SUPPLIED RECORDS =>
+ + +

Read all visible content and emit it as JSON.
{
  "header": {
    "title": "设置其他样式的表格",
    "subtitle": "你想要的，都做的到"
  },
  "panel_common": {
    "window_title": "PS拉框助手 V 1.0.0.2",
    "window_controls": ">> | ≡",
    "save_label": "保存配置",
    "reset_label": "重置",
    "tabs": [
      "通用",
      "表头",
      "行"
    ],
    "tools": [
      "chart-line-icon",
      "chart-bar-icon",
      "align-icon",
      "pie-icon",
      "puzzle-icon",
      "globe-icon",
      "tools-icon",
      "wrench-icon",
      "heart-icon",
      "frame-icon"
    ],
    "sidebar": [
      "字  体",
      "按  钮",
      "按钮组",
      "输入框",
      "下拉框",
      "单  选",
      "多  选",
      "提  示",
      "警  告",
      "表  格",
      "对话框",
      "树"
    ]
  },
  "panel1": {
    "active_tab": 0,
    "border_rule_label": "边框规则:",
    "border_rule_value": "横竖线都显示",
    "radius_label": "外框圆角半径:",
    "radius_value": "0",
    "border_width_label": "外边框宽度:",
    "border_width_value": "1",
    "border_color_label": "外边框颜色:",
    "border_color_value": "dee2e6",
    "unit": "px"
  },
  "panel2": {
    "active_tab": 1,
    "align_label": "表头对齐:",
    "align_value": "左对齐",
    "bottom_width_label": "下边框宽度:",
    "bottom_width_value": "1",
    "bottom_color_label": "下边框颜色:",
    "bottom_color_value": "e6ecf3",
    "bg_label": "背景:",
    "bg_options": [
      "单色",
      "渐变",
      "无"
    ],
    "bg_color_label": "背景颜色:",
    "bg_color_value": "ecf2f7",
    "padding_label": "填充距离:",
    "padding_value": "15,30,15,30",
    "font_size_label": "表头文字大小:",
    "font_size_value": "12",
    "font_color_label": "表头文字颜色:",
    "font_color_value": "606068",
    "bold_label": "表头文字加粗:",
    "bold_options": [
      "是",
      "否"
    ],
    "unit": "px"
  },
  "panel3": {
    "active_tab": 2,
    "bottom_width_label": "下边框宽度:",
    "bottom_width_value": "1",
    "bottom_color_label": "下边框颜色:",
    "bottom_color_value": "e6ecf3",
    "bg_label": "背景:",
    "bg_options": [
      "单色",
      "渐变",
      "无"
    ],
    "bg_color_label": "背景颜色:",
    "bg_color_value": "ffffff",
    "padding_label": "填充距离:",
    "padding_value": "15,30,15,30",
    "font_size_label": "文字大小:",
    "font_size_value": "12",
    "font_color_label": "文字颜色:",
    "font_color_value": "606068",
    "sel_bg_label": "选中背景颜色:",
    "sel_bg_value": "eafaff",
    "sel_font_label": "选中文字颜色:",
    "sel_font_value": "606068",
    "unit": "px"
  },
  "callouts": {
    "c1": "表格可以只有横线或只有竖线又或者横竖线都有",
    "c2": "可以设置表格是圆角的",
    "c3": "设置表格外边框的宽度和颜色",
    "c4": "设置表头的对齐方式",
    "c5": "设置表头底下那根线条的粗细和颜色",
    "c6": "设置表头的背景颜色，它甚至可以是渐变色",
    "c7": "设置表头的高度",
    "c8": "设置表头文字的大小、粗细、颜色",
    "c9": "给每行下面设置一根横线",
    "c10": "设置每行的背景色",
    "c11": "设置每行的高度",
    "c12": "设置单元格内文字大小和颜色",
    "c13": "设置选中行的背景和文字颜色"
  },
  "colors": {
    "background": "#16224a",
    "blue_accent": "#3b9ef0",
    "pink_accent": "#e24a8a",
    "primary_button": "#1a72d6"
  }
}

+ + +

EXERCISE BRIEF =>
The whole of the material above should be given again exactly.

RESPONSE FOR THIS EXERCISE =>
Read all visible content and emit it as JSON.
{
  "header": {
    "title": "设置其他样式的表格",
    "subtitle": "你想要的，都做的到"
  },
  "panel_common": {
    "window_title": "PS拉框助手 V 1.0.0.2",
    "window_controls": ">> | ≡",
    "save_label": "保存配置",
    "reset_label": "重置",
    "tabs": [
      "通用",
      "表头",
      "行"
    ],
    "tools": [
      "chart-line-icon",
      "chart-bar-icon",
      "align-icon",
      "pie-icon",
      "puzzle-icon",
      "globe-icon",
      "tools-icon",
      "wrench-icon",
      "heart-icon",
      "frame-icon"
    ],
    "sidebar": [
      "字  体",
      "按  钮",
      "按钮组",
      "输入框",
      "下拉框",
      "单  选",
      "多  选",
      "提  示",
      "警  告",
      "表  格",
      "对话框",
      "树"
    ]
  },
  "panel1": {
    "active_tab": 0,
    "border_rule_label": "边框规则:",
    "border_rule_value": "横竖线都显示",
    "radius_label": "外框圆角半径:",
    "radius_value": "0",
    "border_width_label": "外边框宽度:",
    "border_width_value": "1",
    "border_color_label": "外边框颜色:",
    "border_color_value": "dee2e6",
    "unit": "px"
  },
  "panel2": {
    "active_tab": 1,
    "align_label": "表头对齐:",
    "align_value": "左对齐",
    "bottom_width_label": "下边框宽度:",
    "bottom_width_value": "1",
    "bottom_color_label": "下边框颜色:",
    "bottom_color_value": "e6ecf3",
    "bg_label": "背景:",
    "bg_options": [
      "单色",
      "渐变",
      "无"
    ],
    "bg_color_label": "背景颜色:",
    "bg_color_value": "ecf2f7",
    "padding_label": "填充距离:",
    "padding_value": "15,30,15,30",
    "font_size_label": "表头文字大小:",
    "font_size_value": "12",
    "font_color_label": "表头文字颜色:",
    "font_color_value": "606068",
    "bold_label": "表头文字加粗:",
    "bold_options": [
      "是",
      "否"
    ],
    "unit": "px"
  },
  "panel3": {
    "active_tab": 2,
    "bottom_width_label": "下边框宽度:",
    "bottom_width_value": "1",
    "bottom_color_label": "下边框颜色:",
    "bottom_color_value": "e6ecf3",
    "bg_label": "背景:",
    "bg_options": [
      "单色",
      "渐变",
      "无"
    ],
    "bg_color_label": "背景颜色:",
    "bg_color_value": "ffffff",
    "padding_label": "填充距离:",
    "padding_value": "15,30,15,30",
    "font_size_label": "文字大小:",
    "font_size_value": "12",
    "font_color_label": "文字颜色:",
    "font_color_value": "606068",
    "sel_bg_label": "选中背景颜色:",
    "sel_bg_value": "eafaff",
    "sel_font_label": "选中文字颜色:",
    "sel_font_value": "606068",
    "unit": "px"
  },
  "callouts": {
    "c1": "表格可以只有横线或只有竖线又或者横竖线都有",
    "c2": "可以设置表格是圆角的",
    "c3": "设置表格外边框的宽度和颜色",
    "c4": "设置表头的对齐方式",
    "c5": "设置表头底下那根线条的粗细和颜色",
    "c6": "设置表头的背景颜色，它甚至可以是渐变色",
    "c7": "设置表头的高度",
    "c8": "设置表头文字的大小、粗细、颜色",
    "c9": "给每行下面设置一根横线",
    "c10": "设置每行的背景色",
    "c11": "设置每行的高度",
    "c12": "设置单元格内文字大小和颜色",
    "c13": "设置选中行的背景和文字颜色"
  },
  "colors": {
    "background": "#16224a",
    "blue_accent": "#3b9ef0",
    "pink_accent": "#e24a8a",
    "primary_button": "#1a72d6"
  }
}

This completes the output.